Saved data entries
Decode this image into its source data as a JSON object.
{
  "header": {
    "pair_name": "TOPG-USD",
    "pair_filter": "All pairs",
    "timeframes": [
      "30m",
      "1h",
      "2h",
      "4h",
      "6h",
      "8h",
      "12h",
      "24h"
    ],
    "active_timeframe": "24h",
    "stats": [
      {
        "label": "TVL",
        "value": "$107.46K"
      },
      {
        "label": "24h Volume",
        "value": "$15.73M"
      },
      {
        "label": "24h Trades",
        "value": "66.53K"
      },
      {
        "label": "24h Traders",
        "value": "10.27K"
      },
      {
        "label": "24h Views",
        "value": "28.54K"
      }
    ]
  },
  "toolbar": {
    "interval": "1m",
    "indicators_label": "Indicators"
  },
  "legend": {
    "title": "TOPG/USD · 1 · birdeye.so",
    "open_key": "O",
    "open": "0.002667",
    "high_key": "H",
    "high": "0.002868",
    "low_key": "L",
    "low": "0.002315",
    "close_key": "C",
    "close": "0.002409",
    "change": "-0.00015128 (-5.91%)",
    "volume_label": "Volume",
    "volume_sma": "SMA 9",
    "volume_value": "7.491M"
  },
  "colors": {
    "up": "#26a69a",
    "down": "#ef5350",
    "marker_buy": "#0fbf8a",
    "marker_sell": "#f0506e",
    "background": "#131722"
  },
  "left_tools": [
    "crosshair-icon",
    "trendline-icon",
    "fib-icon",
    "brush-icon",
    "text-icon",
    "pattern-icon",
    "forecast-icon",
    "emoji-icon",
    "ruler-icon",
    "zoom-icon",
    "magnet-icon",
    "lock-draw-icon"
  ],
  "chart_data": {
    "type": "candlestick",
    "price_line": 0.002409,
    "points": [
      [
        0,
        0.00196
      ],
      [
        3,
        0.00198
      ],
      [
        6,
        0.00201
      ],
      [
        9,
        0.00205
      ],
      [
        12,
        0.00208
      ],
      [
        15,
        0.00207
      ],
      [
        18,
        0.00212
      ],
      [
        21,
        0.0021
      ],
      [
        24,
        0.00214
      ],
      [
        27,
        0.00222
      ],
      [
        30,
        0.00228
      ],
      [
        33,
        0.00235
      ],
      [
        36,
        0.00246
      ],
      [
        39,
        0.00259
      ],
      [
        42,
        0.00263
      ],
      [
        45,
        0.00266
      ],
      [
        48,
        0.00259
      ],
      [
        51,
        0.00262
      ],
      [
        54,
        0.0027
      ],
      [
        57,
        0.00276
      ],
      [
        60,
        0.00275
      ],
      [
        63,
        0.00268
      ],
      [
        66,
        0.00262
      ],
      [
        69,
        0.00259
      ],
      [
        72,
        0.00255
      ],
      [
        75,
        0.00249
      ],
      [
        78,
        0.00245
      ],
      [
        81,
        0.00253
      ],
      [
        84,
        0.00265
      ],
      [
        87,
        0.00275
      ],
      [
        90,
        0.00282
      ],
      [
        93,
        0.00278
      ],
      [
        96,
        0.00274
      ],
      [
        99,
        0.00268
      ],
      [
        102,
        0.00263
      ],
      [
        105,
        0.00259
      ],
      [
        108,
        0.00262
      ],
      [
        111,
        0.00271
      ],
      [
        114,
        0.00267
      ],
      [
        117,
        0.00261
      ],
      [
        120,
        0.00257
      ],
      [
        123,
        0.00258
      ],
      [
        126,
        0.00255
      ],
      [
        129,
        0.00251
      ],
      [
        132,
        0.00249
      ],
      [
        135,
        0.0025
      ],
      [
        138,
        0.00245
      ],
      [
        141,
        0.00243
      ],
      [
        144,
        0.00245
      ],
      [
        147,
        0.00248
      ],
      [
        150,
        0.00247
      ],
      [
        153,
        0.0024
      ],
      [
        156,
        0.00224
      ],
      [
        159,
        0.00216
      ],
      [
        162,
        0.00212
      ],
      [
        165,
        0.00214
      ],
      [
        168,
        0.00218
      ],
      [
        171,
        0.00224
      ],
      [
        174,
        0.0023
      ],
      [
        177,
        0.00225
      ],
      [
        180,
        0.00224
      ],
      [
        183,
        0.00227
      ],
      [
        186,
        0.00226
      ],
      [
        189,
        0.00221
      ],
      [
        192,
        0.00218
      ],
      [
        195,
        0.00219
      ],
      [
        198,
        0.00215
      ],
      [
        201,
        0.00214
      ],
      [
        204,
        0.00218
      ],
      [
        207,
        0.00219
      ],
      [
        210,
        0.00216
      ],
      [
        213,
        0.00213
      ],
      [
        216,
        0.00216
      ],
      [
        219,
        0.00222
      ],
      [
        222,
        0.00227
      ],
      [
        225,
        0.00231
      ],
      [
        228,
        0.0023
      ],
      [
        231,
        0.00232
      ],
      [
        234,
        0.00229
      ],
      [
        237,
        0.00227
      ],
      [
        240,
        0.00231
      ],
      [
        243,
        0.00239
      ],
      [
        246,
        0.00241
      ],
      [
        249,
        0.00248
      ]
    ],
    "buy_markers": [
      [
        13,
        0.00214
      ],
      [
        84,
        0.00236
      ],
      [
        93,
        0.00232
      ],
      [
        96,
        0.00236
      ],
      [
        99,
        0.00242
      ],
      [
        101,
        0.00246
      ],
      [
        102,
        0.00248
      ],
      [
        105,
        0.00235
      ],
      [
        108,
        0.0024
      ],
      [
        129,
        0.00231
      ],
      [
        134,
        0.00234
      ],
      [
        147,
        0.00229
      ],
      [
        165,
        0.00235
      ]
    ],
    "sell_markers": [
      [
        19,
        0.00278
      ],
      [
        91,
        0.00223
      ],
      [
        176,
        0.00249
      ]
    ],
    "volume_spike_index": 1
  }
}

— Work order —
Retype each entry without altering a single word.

— Completed exercise —
Decode this image into its source data as a JSON object.
{
  "header": {
    "pair_name": "TOPG-USD",
    "pair_filter": "All pairs",
    "timeframes": [
      "30m",
      "1h",
      "2h",
      "4h",
      "6h",
      "8h",
      "12h",
      "24h"
    ],
    "active_timeframe": "24h",
    "stats": [
      {
        "label": "TVL",
        "value": "$107.46K"
      },
      {
        "label": "24h Volume",
        "value": "$15.73M"
      },
      {
        "label": "24h Trades",
        "value": "66.53K"
      },
      {
        "label": "24h Traders",
        "value": "10.27K"
      },
      {
        "label": "24h Views",
        "value": "28.54K"
      }
    ]
  },
  "toolbar": {
    "interval": "1m",
    "indicators_label": "Indicators"
  },
  "legend": {
    "title": "TOPG/USD · 1 · birdeye.so",
    "open_key": "O",
    "open": "0.002667",
    "high_key": "H",
    "high": "0.002868",
    "low_key": "L",
    "low": "0.002315",
    "close_key": "C",
    "close": "0.002409",
    "change": "-0.00015128 (-5.91%)",
    "volume_label": "Volume",
    "volume_sma": "SMA 9",
    "volume_value": "7.491M"
  },
  "colors": {
    "up": "#26a69a",
    "down": "#ef5350",
    "marker_buy": "#0fbf8a",
    "marker_sell": "#f0506e",
    "background": "#131722"
  },
  "left_tools": [
    "crosshair-icon",
    "trendline-icon",
    "fib-icon",
    "brush-icon",
    "text-icon",
    "pattern-icon",
    "forecast-icon",
    "emoji-icon",
    "ruler-icon",
    "zoom-icon",
    "magnet-icon",
    "lock-draw-icon"
  ],
  "chart_data": {
    "type": "candlestick",
    "price_line": 0.002409,
    "points": [
      [
        0,
        0.00196
      ],
      [
        3,
        0.00198
      ],
      [
        6,
        0.00201
      ],
      [
        9,
        0.00205
      ],
      [
        12,
        0.00208
      ],
      [
        15,
        0.00207
      ],
      [
        18,
        0.00212
      ],
      [
        21,
        0.0021
      ],
      [
        24,
        0.00214
      ],
      [
        27,
        0.00222
      ],
      [
        30,
        0.00228
      ],
      [
        33,
        0.00235
      ],
      [
        36,
        0.00246
      ],
      [
        39,
        0.00259
      ],
      [
        42,
        0.00263
      ],
      [
        45,
        0.00266
      ],
      [
        48,
        0.00259
      ],
      [
        51,
        0.00262
      ],
      [
        54,
        0.0027
      ],
      [
        57,
        0.00276
      ],
      [
        60,
        0.00275
      ],
      [
        63,
        0.00268
      ],
      [
        66,
        0.00262
      ],
      [
        69,
        0.00259
      ],
      [
        72,
        0.00255
      ],
      [
        75,
        0.00249
      ],
      [
        78,
        0.00245
      ],
      [
        81,
        0.00253
      ],
      [
        84,
        0.00265
      ],
      [
        87,
        0.00275
      ],
      [
        90,
        0.00282
      ],
      [
        93,
        0.00278
      ],
      [
        96,
        0.00274
      ],
      [
        99,
        0.00268
      ],
      [
        102,
        0.00263
      ],
      [
        105,
        0.00259
      ],
      [
        108,
        0.00262
      ],
      [
        111,
        0.00271
      ],
      [
        114,
        0.00267
      ],
      [
        117,
        0.00261
      ],
      [
        120,
        0.00257
      ],
      [
        123,
        0.00258
      ],
      [
        126,
        0.00255
      ],
      [
        129,
        0.00251
      ],
      [
        132,
        0.00249
      ],
      [
        135,
        0.0025
      ],
      [
        138,
        0.00245
      ],
      [
        141,
        0.00243
      ],
      [
        144,
        0.00245
      ],
      [
        147,
        0.00248
      ],
      [
        150,
        0.00247
      ],
      [
        153,
        0.0024
      ],
      [
        156,
        0.00224
      ],
      [
        159,
        0.00216
      ],
      [
        162,
        0.00212
      ],
      [
        165,
        0.00214
      ],
      [
        168,
        0.00218
      ],
      [
        171,
        0.00224
      ],
      [
        174,
        0.0023
      ],
      [
        177,
        0.00225
      ],
      [
        180,
        0.00224
      ],
      [
        183,
        0.00227
      ],
      [
        186,
        0.00226
      ],
      [
        189,
        0.00221
      ],
      [
        192,
        0.00218
      ],
      [
        195,
        0.00219
      ],
      [
        198,
        0.00215
      ],
      [
        201,
        0.00214
      ],
      [
        204,
        0.00218
      ],
      [
        207,
        0.00219
      ],
      [
        210,
        0.00216
      ],
      [
        213,
        0.00213
      ],
      [
        216,
        0.00216
      ],
      [
        219,
        0.00222
      ],
      [
        222,
        0.00227
      ],
      [
        225,
        0.00231
      ],
      [
        228,
        0.0023
      ],
      [
        231,
        0.00232
      ],
      [
        234,
        0.00229
      ],
      [
        237,
        0.00227
      ],
      [
        240,
        0.00231
      ],
      [
        243,
        0.00239
      ],
      [
        246,
        0.00241
      ],
      [
        249,
        0.00248
      ]
    ],
    "buy_markers": [
      [
        13,
        0.00214
      ],
      [
        84,
        0.00236
      ],
      [
        93,
        0.00232
      ],
      [
        96,
        0.00236
      ],
      [
        99,
        0.00242
      ],
      [
        101,
        0.00246
      ],
      [
        102,
        0.00248
      ],
      [
        105,
        0.00235
      ],
      [
        108,
        0.0024
      ],
      [
        129,
        0.00231
      ],
      [
        134,
        0.00234
      ],
      [
        147,
        0.00229
      ],
      [
        165,
        0.00235
      ]
    ],
    "sell_markers": [
      [
        19,
        0.00278
      ],
      [
        91,
        0.00223
      ],
      [
        176,
        0.00249
      ]
    ],
    "volume_spike_index": 1
  }
}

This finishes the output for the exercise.